Measure Would Prohibit Custody and Visitation for Anyone Convicted of Sexual Assault
(Trenton) – The Assembly Judiciary Committee approved today legislation that would prohibit a person convicted of a sexual assault that resulted in the birth of child from obtaining custody or visitation rights to that child. The measure is sponsored by Assembly Democrats Troy Singleton, Speaker Sheila Y. Oliver, Pamela R. Lampitt, Gabriela M. Mosquera, Herb Conaway, Jr., and Bonnie Watson Coleman.
“The clear purpose of this measure is to protect the well-being of a child,” said Singleton (D-Burlington). “Especially in the circumstance of a parent committing the criminal act, the safety of the child is the first priority. Current law must be changed in order to make it happen.”
“Current law’s ‘best interest of a child’ exception may be putting children in harm’s way in these cases,” said Oliver (D-Essex/Passaic). “The term ‘best interest’ is essentially voided by the nature of the crime. The child is also a victim and must be protected at all costs.”
“Our priority remains to protect our children and families with strong legislative actions,” said Lampitt (D-Camden/Burlington). “We must make sure the children do not remain victims. This bill takes great step toward protecting these children from further victimization.”
Under current law, a person convicted of sexual assault would not be awarded the custody of or visitation rights to any minor child, including a minor child who was born as a result of or was the victim of sexual assault, except upon showing by clear and convincing evidence that it is in the best interest of the child.
The bill (A-3537) would remove the “best interest of the child” exception in the case of a child born as a result of the sexual assault. Under the bill’s provisions, the “best interest of the child” exception will be kept in tact in the other situations encompassed by current law. It also would provide that the denial of custody and visitation shall not by itself terminate parental rights or affect the obligation to support the minor child.
“Children who are exposed to fragile situations of sexual assault or domestic violence need and deserve greater protection under the law,” said Mosquera (D-Camden/Gloucester). “Sexual assault is an unspeakable violation.
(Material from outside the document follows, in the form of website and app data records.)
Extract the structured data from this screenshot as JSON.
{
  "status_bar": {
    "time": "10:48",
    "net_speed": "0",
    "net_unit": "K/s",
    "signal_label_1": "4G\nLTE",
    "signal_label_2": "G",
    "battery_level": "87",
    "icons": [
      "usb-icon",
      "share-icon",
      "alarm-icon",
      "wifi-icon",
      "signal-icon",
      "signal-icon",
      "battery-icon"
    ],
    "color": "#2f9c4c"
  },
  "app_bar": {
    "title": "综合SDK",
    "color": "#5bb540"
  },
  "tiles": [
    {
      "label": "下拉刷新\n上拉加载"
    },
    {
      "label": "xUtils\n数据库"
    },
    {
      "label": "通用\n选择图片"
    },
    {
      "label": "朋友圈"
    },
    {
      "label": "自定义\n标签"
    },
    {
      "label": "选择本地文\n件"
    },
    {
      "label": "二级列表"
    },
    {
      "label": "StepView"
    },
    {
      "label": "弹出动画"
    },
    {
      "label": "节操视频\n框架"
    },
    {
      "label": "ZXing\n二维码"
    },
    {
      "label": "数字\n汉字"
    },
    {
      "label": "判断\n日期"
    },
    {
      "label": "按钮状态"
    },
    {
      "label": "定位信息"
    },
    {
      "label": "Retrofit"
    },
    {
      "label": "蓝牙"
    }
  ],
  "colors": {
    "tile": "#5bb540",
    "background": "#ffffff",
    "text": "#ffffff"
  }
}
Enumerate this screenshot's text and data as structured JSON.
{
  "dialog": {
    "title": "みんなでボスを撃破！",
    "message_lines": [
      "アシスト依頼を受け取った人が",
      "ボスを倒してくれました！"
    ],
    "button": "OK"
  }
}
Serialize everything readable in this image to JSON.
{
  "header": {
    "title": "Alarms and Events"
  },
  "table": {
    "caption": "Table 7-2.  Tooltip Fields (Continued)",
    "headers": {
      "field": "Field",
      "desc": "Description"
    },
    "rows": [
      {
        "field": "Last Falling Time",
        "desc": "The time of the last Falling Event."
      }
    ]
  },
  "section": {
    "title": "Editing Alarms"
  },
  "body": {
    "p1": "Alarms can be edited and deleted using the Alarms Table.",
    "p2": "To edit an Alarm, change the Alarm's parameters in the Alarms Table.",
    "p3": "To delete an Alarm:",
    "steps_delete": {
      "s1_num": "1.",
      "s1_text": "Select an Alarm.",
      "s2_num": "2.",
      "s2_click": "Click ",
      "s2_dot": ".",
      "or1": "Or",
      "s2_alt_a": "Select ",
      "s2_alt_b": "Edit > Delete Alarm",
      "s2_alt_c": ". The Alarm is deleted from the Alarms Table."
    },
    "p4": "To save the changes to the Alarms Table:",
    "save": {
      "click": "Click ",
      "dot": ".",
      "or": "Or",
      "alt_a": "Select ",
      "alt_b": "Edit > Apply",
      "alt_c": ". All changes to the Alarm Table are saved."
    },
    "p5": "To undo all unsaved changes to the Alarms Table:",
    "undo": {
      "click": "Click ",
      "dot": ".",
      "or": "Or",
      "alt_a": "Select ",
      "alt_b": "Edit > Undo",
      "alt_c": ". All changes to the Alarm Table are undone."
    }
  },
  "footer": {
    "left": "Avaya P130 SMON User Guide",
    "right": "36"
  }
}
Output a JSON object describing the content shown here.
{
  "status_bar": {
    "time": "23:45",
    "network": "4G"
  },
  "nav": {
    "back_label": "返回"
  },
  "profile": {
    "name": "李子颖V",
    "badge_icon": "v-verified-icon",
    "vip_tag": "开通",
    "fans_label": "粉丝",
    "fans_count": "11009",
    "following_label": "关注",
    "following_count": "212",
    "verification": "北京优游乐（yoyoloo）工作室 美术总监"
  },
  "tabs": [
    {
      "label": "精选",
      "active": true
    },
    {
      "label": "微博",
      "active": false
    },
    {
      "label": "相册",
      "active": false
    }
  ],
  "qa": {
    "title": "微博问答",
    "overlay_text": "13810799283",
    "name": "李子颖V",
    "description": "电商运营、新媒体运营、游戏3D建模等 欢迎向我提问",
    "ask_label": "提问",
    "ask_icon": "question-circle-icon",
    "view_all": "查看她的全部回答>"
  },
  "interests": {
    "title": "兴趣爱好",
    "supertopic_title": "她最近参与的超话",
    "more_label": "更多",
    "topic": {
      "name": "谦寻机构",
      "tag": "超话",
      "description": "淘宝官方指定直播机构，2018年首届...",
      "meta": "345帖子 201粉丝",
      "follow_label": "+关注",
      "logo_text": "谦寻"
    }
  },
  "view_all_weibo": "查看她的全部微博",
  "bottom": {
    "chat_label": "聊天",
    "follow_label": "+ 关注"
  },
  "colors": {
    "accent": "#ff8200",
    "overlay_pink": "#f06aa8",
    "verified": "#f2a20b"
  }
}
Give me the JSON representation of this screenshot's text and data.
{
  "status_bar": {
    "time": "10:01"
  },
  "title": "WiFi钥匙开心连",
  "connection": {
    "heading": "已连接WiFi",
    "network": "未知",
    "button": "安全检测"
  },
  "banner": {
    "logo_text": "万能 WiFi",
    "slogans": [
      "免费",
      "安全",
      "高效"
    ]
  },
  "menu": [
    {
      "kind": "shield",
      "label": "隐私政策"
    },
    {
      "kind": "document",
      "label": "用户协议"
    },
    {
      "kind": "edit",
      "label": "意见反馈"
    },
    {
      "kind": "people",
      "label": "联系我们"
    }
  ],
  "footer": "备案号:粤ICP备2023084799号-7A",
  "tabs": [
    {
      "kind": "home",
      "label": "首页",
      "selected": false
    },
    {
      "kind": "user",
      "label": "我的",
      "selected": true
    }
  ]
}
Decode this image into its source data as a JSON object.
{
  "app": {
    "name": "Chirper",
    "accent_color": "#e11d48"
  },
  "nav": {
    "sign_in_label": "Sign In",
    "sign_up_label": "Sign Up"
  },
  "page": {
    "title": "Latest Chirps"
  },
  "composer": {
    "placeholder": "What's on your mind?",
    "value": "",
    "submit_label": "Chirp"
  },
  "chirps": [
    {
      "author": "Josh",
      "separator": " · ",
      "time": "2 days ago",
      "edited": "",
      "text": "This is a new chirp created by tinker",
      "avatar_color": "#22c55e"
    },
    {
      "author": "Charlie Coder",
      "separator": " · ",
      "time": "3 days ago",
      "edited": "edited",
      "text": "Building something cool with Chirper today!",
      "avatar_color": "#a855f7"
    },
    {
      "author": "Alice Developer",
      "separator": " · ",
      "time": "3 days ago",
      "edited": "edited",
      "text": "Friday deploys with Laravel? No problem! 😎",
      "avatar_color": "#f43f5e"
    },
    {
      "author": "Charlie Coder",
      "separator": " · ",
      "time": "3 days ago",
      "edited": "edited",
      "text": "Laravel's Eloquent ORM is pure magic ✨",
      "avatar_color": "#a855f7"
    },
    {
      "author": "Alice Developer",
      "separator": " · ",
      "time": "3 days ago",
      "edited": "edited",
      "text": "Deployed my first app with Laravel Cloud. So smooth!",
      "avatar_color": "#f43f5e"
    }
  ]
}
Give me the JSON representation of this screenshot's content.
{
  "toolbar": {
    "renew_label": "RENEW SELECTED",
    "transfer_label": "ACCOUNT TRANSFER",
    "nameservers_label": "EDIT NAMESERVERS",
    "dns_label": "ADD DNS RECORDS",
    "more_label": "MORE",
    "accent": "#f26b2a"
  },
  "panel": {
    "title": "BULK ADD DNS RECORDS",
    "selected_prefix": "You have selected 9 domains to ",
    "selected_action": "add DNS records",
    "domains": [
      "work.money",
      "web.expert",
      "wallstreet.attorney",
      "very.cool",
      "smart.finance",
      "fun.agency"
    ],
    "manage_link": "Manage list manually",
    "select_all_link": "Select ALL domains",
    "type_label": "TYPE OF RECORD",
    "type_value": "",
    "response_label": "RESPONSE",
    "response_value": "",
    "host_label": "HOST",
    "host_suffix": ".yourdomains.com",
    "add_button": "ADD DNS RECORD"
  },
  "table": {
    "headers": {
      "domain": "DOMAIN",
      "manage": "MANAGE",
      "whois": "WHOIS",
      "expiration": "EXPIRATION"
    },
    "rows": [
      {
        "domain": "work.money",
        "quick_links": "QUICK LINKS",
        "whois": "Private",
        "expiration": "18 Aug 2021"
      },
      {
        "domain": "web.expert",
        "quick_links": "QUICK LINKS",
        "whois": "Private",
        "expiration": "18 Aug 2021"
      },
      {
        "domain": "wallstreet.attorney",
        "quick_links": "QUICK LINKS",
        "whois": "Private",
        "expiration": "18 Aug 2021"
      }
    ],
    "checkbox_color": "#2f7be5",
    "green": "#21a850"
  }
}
No child should be placed in a situation where this or any type harm has the potential to occur.”
“Committing a crime of this nature annuls any clear and convincing evidence of being a good parental figure or nurturing to a child,” said Conaway (D-Burlington). “New Jersey law must be strengthened to protect children in these situations.”
‘Children, in these cases especially, deserve a chance to live a life free from harm and any potential victimization,” said Watson Coleman (D-Mercer/Hudson). “This is legislative action truly serving the best interest of the child.”
The measure was released by the Assembly panel under the provision that the sponsors will continue to consider further amendments to the bill that would allow judges to employ discretion under certain circumstances.